Whilst they will not wish to hear, “no I think you have answered everything” they will equally not wish you to keep asking about small detail, or questions which will naturally arrive at the second interview. (like salary and benefits) keeping a balance
* What are your salary expectations?
Do your research, know your worth and don’t undersell yourself, equally know their worth and what they are prepared to pay for this position. Keep your expectations real but not unnecessarily high or low.
The salary question is likely to reappear in your 2nd interview, at which point you can ask your own questions about this.
11/ How Do you Ensure You Get the 2nd Interview
You have listened. (remember their names)
Use their names but not overtly
You have engaged well with them
You have answered their questions, honestly and succinctly. You have not wandered down alleys and given more information than required.
You have not fidgeted
You have met their job spec,
You have interviewed well and confidently
You have asked your own questions.
You Know your own worth and never undersell yourself.
You have refrained from talking negatively about anything
You have not been drawn into discussing controversial subjects and you have not been afraid to move the subject on, tactfully.
You clearly indicate you want this position and you have let them know when you are available to start.
If you genuinely want this position and it shows, you will get this 2nd interview. Equally, do not appear needy or desperate.
12/ Don’t be precious about job title.
In a previous role, you may have had a position that included multi-faceted workload or possibly responsibility and or “Manager” in your job title and a team of people whom you managed.
In today’s world, the work environment looks very different and many roles have changed, almost unrecognisably, many positions now work from home.
To enable you to comfortably fit and work in 2020 and get to grips with a different way of working a huge shift in your mindset may need to take place. Your role may not include the responsibility you previously had or indeed it may include considerably more.
Targets.
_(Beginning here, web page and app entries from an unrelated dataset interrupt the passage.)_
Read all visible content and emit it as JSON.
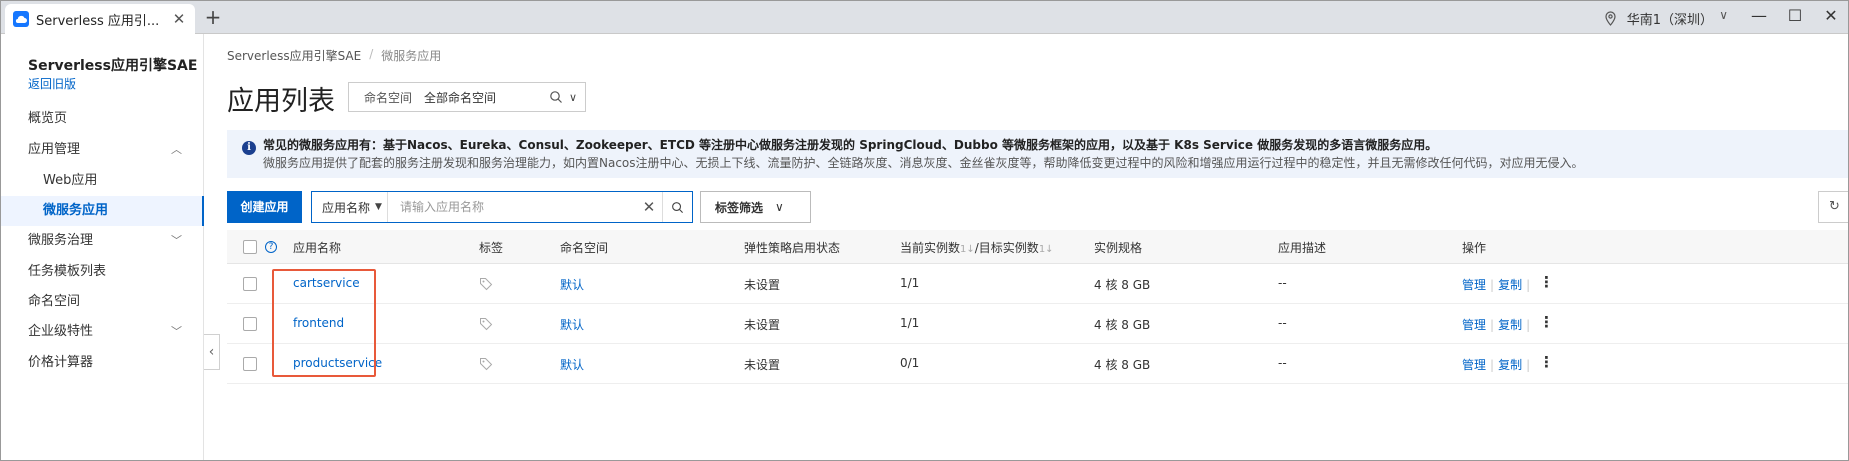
{
  "browser": {
    "tab_title": "Serverless 应用引...",
    "region": "华南1（深圳）"
  },
  "sidebar": {
    "brand": "Serverless应用引擎SAE",
    "back_link": "返回旧版",
    "items": [
      {
        "label": "概览页"
      },
      {
        "label": "应用管理"
      },
      {
        "label": "Web应用"
      },
      {
        "label": "微服务应用"
      },
      {
        "label": "微服务治理"
      },
      {
        "label": "任务模板列表"
      },
      {
        "label": "命名空间"
      },
      {
        "label": "企业级特性"
      },
      {
        "label": "价格计算器"
      }
    ]
  },
  "breadcrumb": {
    "root": "Serverless应用引擎SAE",
    "current": "微服务应用"
  },
  "page": {
    "title": "应用列表",
    "namespace_label": "命名空间",
    "namespace_value": "全部命名空间"
  },
  "notice": {
    "title": "常见的微服务应用有：基于Nacos、Eureka、Consul、Zookeeper、ETCD 等注册中心做服务注册发现的 SpringCloud、Dubbo 等微服务框架的应用，以及基于 K8s Service 做服务发现的多语言微服务应用。",
    "body": "微服务应用提供了配套的服务注册发现和服务治理能力，如内置Nacos注册中心、无损上下线、流量防护、全链路灰度、消息灰度、金丝雀灰度等，帮助降低变更过程中的风险和增强应用运行过程中的稳定性，并且无需修改任何代码，对应用无侵入。"
  },
  "toolbar": {
    "create_label": "创建应用",
    "search_field": "应用名称",
    "search_placeholder": "请输入应用名称",
    "tag_filter_label": "标签筛选"
  },
  "table": {
    "headers": {
      "name": "应用名称",
      "tags": "标签",
      "namespace": "命名空间",
      "policy": "弹性策略启用状态",
      "instances": "当前实例数",
      "instances_sep": "/目标实例数",
      "spec": "实例规格",
      "desc": "应用描述",
      "ops": "操作"
    },
    "rows": [
      {
        "name": "cartservice",
        "namespace": "默认",
        "policy": "未设置",
        "instances": "1/1",
        "spec": "4 核 8 GB",
        "desc": "--",
        "op_manage": "管理",
        "op_copy": "复制"
      },
      {
        "name": "frontend",
        "namespace": "默认",
        "policy": "未设置",
        "instances": "1/1",
        "spec": "4 核 8 GB",
        "desc": "--",
        "op_manage": "管理",
        "op_copy": "复制"
      },
      {
        "name": "productservice",
        "namespace": "默认",
        "policy": "未设置",
        "instances": "0/1",
        "spec": "4 核 8 GB",
        "desc": "--",
        "op_manage": "管理",
        "op_copy": "复制"
      }
    ]
  },
  "colors": {
    "accent": "#0064c8",
    "highlight": "#e8593a"
  }
}
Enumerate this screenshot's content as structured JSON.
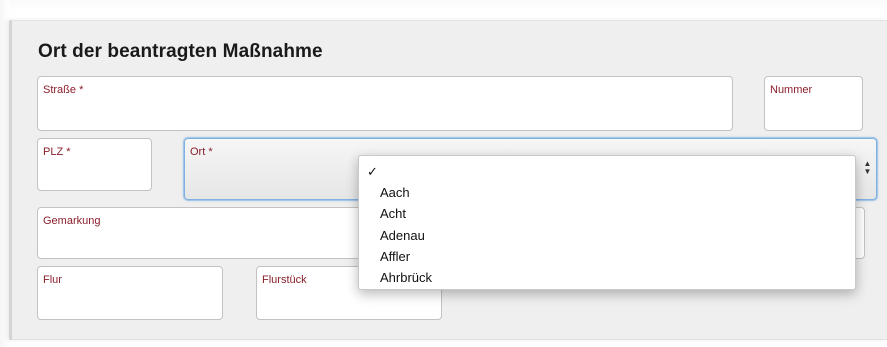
{
  "form": {
    "title": "Ort der beantragten Maßnahme",
    "fields": {
      "strasse": {
        "label": "Straße *",
        "value": ""
      },
      "nummer": {
        "label": "Nummer",
        "value": ""
      },
      "plz": {
        "label": "PLZ *",
        "value": ""
      },
      "ort": {
        "label": "Ort *",
        "value": ""
      },
      "gemarkung": {
        "label": "Gemarkung",
        "value": ""
      },
      "flur": {
        "label": "Flur",
        "value": ""
      },
      "flurstueck": {
        "label": "Flurstück",
        "value": ""
      }
    }
  },
  "ort_dropdown": {
    "selected_marker": "✓",
    "options": [
      "Aach",
      "Acht",
      "Adenau",
      "Affler",
      "Ahrbrück"
    ]
  },
  "icons": {
    "select_arrows": "up-down-arrows-icon",
    "check": "checkmark-icon"
  },
  "colors": {
    "label": "#8a1f2c",
    "panel_background": "#efefef",
    "focus_border": "#7fb2e3"
  }
}
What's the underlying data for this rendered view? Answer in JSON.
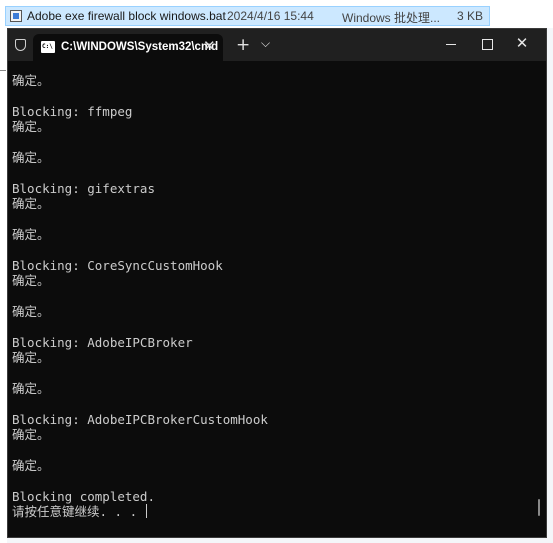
{
  "explorer": {
    "file": {
      "name": "Adobe exe firewall block windows.bat",
      "date": "2024/4/16 15:44",
      "type": "Windows 批处理...",
      "size": "3 KB"
    }
  },
  "terminal": {
    "tab_title": "C:\\WINDOWS\\System32\\cmd",
    "tab_close": "✕",
    "new_tab": "+",
    "dropdown": "⌵",
    "close": "✕",
    "lines": [
      "确定。",
      "",
      "Blocking: ffmpeg",
      "确定。",
      "",
      "确定。",
      "",
      "Blocking: gifextras",
      "确定。",
      "",
      "确定。",
      "",
      "Blocking: CoreSyncCustomHook",
      "确定。",
      "",
      "确定。",
      "",
      "Blocking: AdobeIPCBroker",
      "确定。",
      "",
      "确定。",
      "",
      "Blocking: AdobeIPCBrokerCustomHook",
      "确定。",
      "",
      "确定。",
      "",
      "Blocking completed.",
      "请按任意键继续. . . "
    ]
  }
}
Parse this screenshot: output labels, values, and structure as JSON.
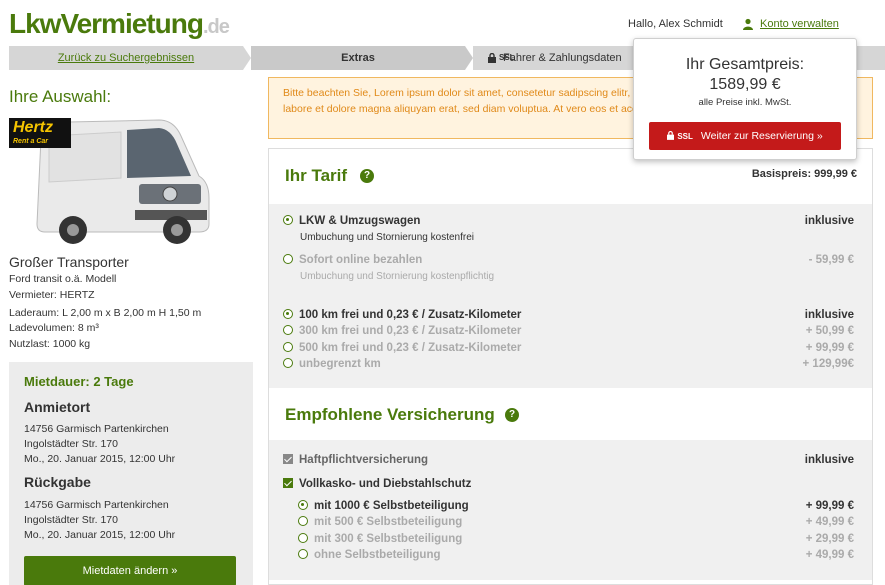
{
  "header": {
    "logo_main": "LkwVermietung",
    "logo_suffix": ".de",
    "greeting": "Hallo, Alex Schmidt",
    "account_link": "Konto verwalten"
  },
  "steps": {
    "back": "Zurück zu Suchergebnissen",
    "current": "Extras",
    "ssl_badge": "SSL",
    "next": "Fahrer & Zahlungsdaten"
  },
  "sidebar": {
    "heading": "Ihre Auswahl:",
    "brand_logo": "Hertz",
    "brand_tagline": "Rent a Car",
    "vehicle_name": "Großer Transporter",
    "vehicle_lines": [
      "Ford transit o.ä. Modell",
      "Vermieter: HERTZ",
      "Laderaum: L 2,00 m x B 2,00 m H 1,50 m",
      "Ladevolumen: 8 m³",
      "Nutzlast: 1000 kg"
    ],
    "rental": {
      "duration": "Mietdauer: 2 Tage",
      "pickup_title": "Anmietort",
      "pickup_lines": [
        "14756 Garmisch Partenkirchen",
        "Ingolstädter Str. 170",
        "Mo., 20. Januar 2015, 12:00 Uhr"
      ],
      "return_title": "Rückgabe",
      "return_lines": [
        "14756 Garmisch Partenkirchen",
        "Ingolstädter Str. 170",
        "Mo., 20. Januar 2015, 12:00 Uhr"
      ],
      "change_button": "Mietdaten ändern »"
    }
  },
  "notice": "Bitte beachten Sie, Lorem ipsum dolor sit amet, consetetur sadipscing elitr, sed diam nonumy eirmod tempor invidunt ut labore et dolore magna aliquyam erat, sed diam voluptua. At vero eos et accusam et justo duo dolores et ea rebum.",
  "price_popup": {
    "title": "Ihr Gesamtpreis:",
    "price": "1589,99 €",
    "note": "alle Preise inkl. MwSt.",
    "ssl_badge": "SSL",
    "button": "Weiter zur Reservierung »"
  },
  "tarif": {
    "title": "Ihr Tarif",
    "basis": "Basispreis: 999,99 €",
    "options": [
      {
        "label": "LKW & Umzugswagen",
        "sub": "Umbuchung und Stornierung kostenfrei",
        "price": "inklusive",
        "selected": true
      },
      {
        "label": "Sofort online bezahlen",
        "sub": "Umbuchung und Stornierung kostenpflichtig",
        "price": "- 59,99 €",
        "selected": false
      }
    ],
    "km_options": [
      {
        "label": "100 km frei und 0,23 € / Zusatz-Kilometer",
        "price": "inklusive",
        "selected": true
      },
      {
        "label": "300 km frei und 0,23 € / Zusatz-Kilometer",
        "price": "+ 50,99 €",
        "selected": false
      },
      {
        "label": "500 km frei und 0,23 € / Zusatz-Kilometer",
        "price": "+ 99,99 €",
        "selected": false
      },
      {
        "label": "unbegrenzt km",
        "price": "+ 129,99€",
        "selected": false
      }
    ]
  },
  "insurance": {
    "title": "Empfohlene Versicherung",
    "haftpflicht": {
      "label": "Haftpflichtversicherung",
      "price": "inklusive"
    },
    "vollkasko": {
      "label": "Vollkasko- und Diebstahlschutz"
    },
    "deductibles": [
      {
        "label": "mit 1000 € Selbstbeteiligung",
        "price": "+ 99,99 €",
        "selected": true
      },
      {
        "label": "mit 500 € Selbstbeteiligung",
        "price": "+ 49,99 €",
        "selected": false
      },
      {
        "label": "mit 300 € Selbstbeteiligung",
        "price": "+ 29,99 €",
        "selected": false
      },
      {
        "label": "ohne Selbstbeteiligung",
        "price": "+ 49,99 €",
        "selected": false
      }
    ]
  },
  "colors": {
    "brand_green": "#4a7a0c",
    "cta_red": "#c41a1a",
    "notice_orange": "#e08a1a"
  }
}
Most employees and employers are used to statistics and targets, your new position may well have every aspect of your role targeted, (especially if you work from home), this may not sit comfortably with you, but it will be something you will get used to so don’t let this aspect or the job title or the spec put you off accepting.
13/ Consider Temporary Work
may not have been an option you had previously considered but It may well be worth your while considering contract, temporary work or even a role outside of your usual remit.
Consider it as a “fill-in” whilst you wait for the role you actually desire, or whilst you get your online or own business off the ground
14/ Be clear about what you can and would like to do
Whilst in the previous subheading I have suggested being flexible about your options, this does not suggest you should do anything you are not comfortable with or outside of your work ethics.
We all have boundaries and these need to be crystal clear in our own minds. This in turn will ensure you know what you are prepared to forgo and what you are not.
If the company itself does not appeal to your social ethics then don’t apply.
Research is essential, you do not want to be in a position that leaves you perplexed and unhappy
Hopefully, if you have read to this part of the article or the bits that appeal, you should by now feel a little more confident about going out into the workplace a mature and self-assured woman who has much to offer.
If you take nothing else away from this post except just one point, then let it be “mindset”
If you liked this post or if you would like to look at starting a new career, check out Starting A New Career At 60, Is It Too Late
I would welcome your thoughts, and others will benefit from your experiences of the recruitment process.
Thank you for reading
Founder of Hey Spring Chicken
Images – Pixabay
CV image- Mohammed Hussan
Graphic Images – Graphic Mama
Networking – Geralt
Affirmation Image John Hain
We Can Do It – Public Domain